Osan Air Base, Jan 10: A powerful US B-52 bomber flew low over South Korea on Sunday, a clear show of force from the United States as a Cold War-style standoff deepened between its ally Seoul and North Korea following Pyongyang's fourth nuclear test.
North Korea will read the fly-over of a bomber capable of delivering nuclear weapons seen by an Associated Press photographer at Osan Air Base near Seoul as a threat.
Any hint of America's nuclear power enrages Pyongyang, which links its own pursuit of atomic weapons to what it sees as past nuclear-backed moves by the United States to topple its authoritarian government.
The B-52 was joined by South Korean F-15 and US F-16 fighters and returned to its base in Guam after the flight, the US military said.
"This was a demonstration of the ironclad US commitment to our allies in South Korea, in Japan, and to the defense of the American homeland," said Adm.
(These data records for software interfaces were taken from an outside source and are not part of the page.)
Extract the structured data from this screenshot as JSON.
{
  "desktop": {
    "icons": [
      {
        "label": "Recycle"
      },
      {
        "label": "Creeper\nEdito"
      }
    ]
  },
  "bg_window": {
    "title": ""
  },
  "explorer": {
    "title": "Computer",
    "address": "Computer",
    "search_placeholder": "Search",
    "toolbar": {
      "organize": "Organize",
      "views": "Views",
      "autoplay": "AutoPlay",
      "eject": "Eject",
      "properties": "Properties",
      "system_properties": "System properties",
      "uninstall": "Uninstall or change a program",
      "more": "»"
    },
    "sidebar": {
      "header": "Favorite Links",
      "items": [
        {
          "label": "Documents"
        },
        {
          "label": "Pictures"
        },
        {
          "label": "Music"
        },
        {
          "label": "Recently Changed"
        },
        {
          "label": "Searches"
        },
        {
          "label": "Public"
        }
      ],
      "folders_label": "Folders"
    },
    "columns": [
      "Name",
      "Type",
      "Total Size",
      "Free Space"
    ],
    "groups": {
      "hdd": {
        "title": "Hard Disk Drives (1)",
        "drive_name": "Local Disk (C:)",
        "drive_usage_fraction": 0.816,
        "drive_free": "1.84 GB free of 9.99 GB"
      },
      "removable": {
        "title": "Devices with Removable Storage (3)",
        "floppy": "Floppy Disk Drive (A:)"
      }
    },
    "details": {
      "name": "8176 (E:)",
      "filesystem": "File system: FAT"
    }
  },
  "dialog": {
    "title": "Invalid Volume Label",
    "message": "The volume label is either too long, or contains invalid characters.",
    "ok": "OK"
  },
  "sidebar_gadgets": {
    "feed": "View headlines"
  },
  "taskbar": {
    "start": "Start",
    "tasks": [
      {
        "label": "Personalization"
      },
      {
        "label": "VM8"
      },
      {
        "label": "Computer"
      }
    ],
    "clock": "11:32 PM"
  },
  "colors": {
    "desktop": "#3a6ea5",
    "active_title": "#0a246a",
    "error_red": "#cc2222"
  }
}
Harry B. Harris Jr., commander US Pacific Command, in a statement. "North Korea's nuclear test is a blatant violation of its international obligations."
The B-52 flight follows a victory tour by North Korean leader Kim Jong Un to celebrate the country's widely disputed claim of a hydrogen bomb test. Kim is seeking to rally pride in an explosion viewed with outrage by much of the world and to boost his domestic political goals.
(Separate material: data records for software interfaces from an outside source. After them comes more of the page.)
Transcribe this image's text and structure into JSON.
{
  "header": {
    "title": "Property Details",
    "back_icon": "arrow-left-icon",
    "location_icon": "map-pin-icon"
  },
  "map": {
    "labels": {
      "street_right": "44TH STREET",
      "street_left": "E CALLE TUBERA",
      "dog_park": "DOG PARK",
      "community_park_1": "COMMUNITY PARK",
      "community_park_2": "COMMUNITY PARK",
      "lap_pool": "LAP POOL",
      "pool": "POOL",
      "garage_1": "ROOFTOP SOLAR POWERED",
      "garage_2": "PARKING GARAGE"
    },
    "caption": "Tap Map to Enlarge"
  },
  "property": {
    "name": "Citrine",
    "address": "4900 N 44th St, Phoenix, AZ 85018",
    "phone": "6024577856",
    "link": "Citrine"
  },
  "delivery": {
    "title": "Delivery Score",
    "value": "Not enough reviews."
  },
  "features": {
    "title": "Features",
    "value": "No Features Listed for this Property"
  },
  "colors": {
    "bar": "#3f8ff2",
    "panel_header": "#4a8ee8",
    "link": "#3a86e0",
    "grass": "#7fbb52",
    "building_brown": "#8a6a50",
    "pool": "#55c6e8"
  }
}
There was no immediate reaction from North Korea's state media to the B-52 fly-over, which also happened after North Korea's third nuclear test in 2013. Kim's first public comments about last week's test came in a visit to the country's military headquarters, where he called the explosion "a self-defensive step" meant to protect the region "from the danger of nuclear war caused by the US-led imperialists," according to a dispatch Sunday from state-run Korean Central News Agency.
"It is the legitimate right of a sovereign state and a fair action that nobody can criticize," Kim was reported as saying during his tour of the People's Armed Forces Ministry. The tone of Kim's comments, which sought to glorify him and justify the test, is typical of state media propaganda.
But they also provide insight into North Korea's long-running argument that it is the presence of tens of thousands of US troops in South Korea and Japan, and a "hostile" US policy that seeks to topple the government in Pyongyang, that make North Korea's pursuit of nuclear weapons absolutely necessary.